*What you need to do*.
Go through the entries below and return every line that contains "have".

Records excerpted from a collection
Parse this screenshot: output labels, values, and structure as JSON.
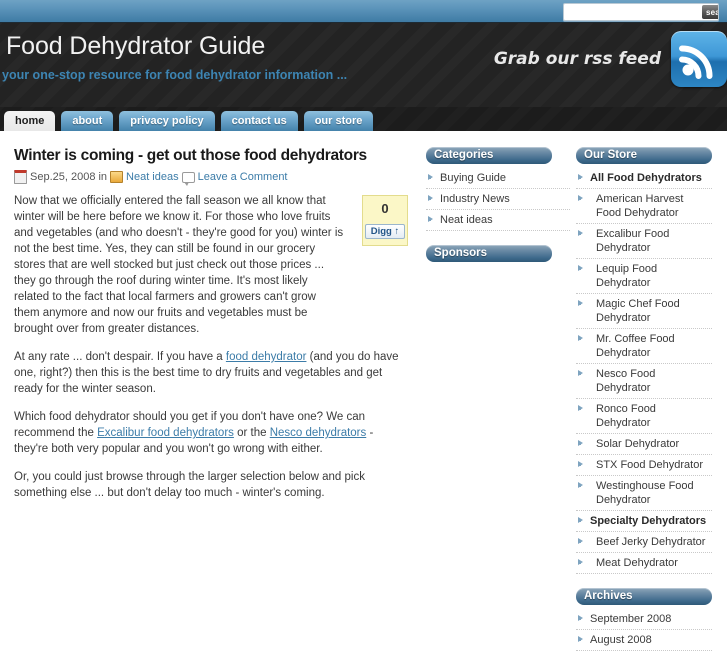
{
  "topbar": {
    "search": {
      "value": "",
      "placeholder": "",
      "button_label": "search",
      "icon": "search-icon"
    }
  },
  "header": {
    "site_title": "Food Dehydrator Guide",
    "tagline": "your one-stop resource for food dehydrator information ...",
    "rss_text": "Grab our rss feed",
    "rss_icon": "rss-feed-icon",
    "accent_color": "#3d85b3",
    "background_color": "#232323"
  },
  "nav": {
    "tabs": [
      {
        "label": "home",
        "active": true
      },
      {
        "label": "about",
        "active": false
      },
      {
        "label": "privacy policy",
        "active": false
      },
      {
        "label": "contact us",
        "active": false
      },
      {
        "label": "our store",
        "active": false
      }
    ]
  },
  "post": {
    "title": "Winter is coming - get out those food dehydrators",
    "meta": {
      "date_icon": "calendar-icon",
      "date": "Sep.25, 2008",
      "in_label": "in",
      "category_icon": "folder-icon",
      "category": "Neat ideas",
      "comment_icon": "comment-bubble-icon",
      "comment_link": "Leave a Comment"
    },
    "paragraphs": [
      "Now that we officially entered the fall season we all know that winter will be here before we know it. For those who love fruits and vegetables (and who doesn't - they're good for you) winter is not the best time. Yes, they can still be found in our grocery stores that are well stocked but just check out those prices ... they go through the roof during winter time. It's most likely related to the fact that local farmers and growers can't grow them anymore and now our fruits and vegetables must be brought over from greater distances.",
      "Or, you could just browse through the larger selection below and pick something else ... but don't delay too much - winter's coming."
    ],
    "p2_pre": "At any rate ... don't despair. If you have a ",
    "p2_link": "food dehydrator",
    "p2_post": " (and you do have one, right?) then this is the best time to dry fruits and vegetables and get ready for the winter season.",
    "p3_pre": "Which food dehydrator should you get if you don't have one? We can recommend the ",
    "p3_link1": "Excalibur food dehydrators",
    "p3_mid": " or the ",
    "p3_link2": "Nesco dehydrators",
    "p3_post": " - they're both very popular and you won't go wrong with either.",
    "digg": {
      "count": "0",
      "button_label": "Digg ↑"
    }
  },
  "sidebar_mid": {
    "widgets": [
      {
        "title": "Categories",
        "items": [
          {
            "label": "Buying Guide",
            "bold": false,
            "sub": false
          },
          {
            "label": "Industry News",
            "bold": false,
            "sub": false
          },
          {
            "label": "Neat ideas",
            "bold": false,
            "sub": false
          }
        ]
      },
      {
        "title": "Sponsors",
        "items": []
      }
    ]
  },
  "sidebar_right": {
    "widgets": [
      {
        "title": "Our Store",
        "items": [
          {
            "label": "All Food Dehydrators",
            "bold": true,
            "sub": false
          },
          {
            "label": "American Harvest Food Dehydrator",
            "bold": false,
            "sub": true
          },
          {
            "label": "Excalibur Food Dehydrator",
            "bold": false,
            "sub": true
          },
          {
            "label": "Lequip Food Dehydrator",
            "bold": false,
            "sub": true
          },
          {
            "label": "Magic Chef Food Dehydrator",
            "bold": false,
            "sub": true
          },
          {
            "label": "Mr. Coffee Food Dehydrator",
            "bold": false,
            "sub": true
          },
          {
            "label": "Nesco Food Dehydrator",
            "bold": false,
            "sub": true
          },
          {
            "label": "Ronco Food Dehydrator",
            "bold": false,
            "sub": true
          },
          {
            "label": "Solar Dehydrator",
            "bold": false,
            "sub": true
          },
          {
            "label": "STX Food Dehydrator",
            "bold": false,
            "sub": true
          },
          {
            "label": "Westinghouse Food Dehydrator",
            "bold": false,
            "sub": true
          },
          {
            "label": "Specialty Dehydrators",
            "bold": true,
            "sub": false
          },
          {
            "label": "Beef Jerky Dehydrator",
            "bold": false,
            "sub": true
          },
          {
            "label": "Meat Dehydrator",
            "bold": false,
            "sub": true
          }
        ]
      },
      {
        "title": "Archives",
        "items": [
          {
            "label": "September 2008",
            "bold": false,
            "sub": false
          },
          {
            "label": "August 2008",
            "bold": false,
            "sub": false
          }
        ]
      }
    ]
  }
}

*Output below*.
    "p2_pre": "At any rate ... don't despair. If you have a ",
    "p2_post": " (and you do have one, right?) then this is the best time to dry fruits and vegetables and get ready for the winter season.",
    "p3_pre": "Which food dehydrator should you get if you don't have one? We can recommend the ",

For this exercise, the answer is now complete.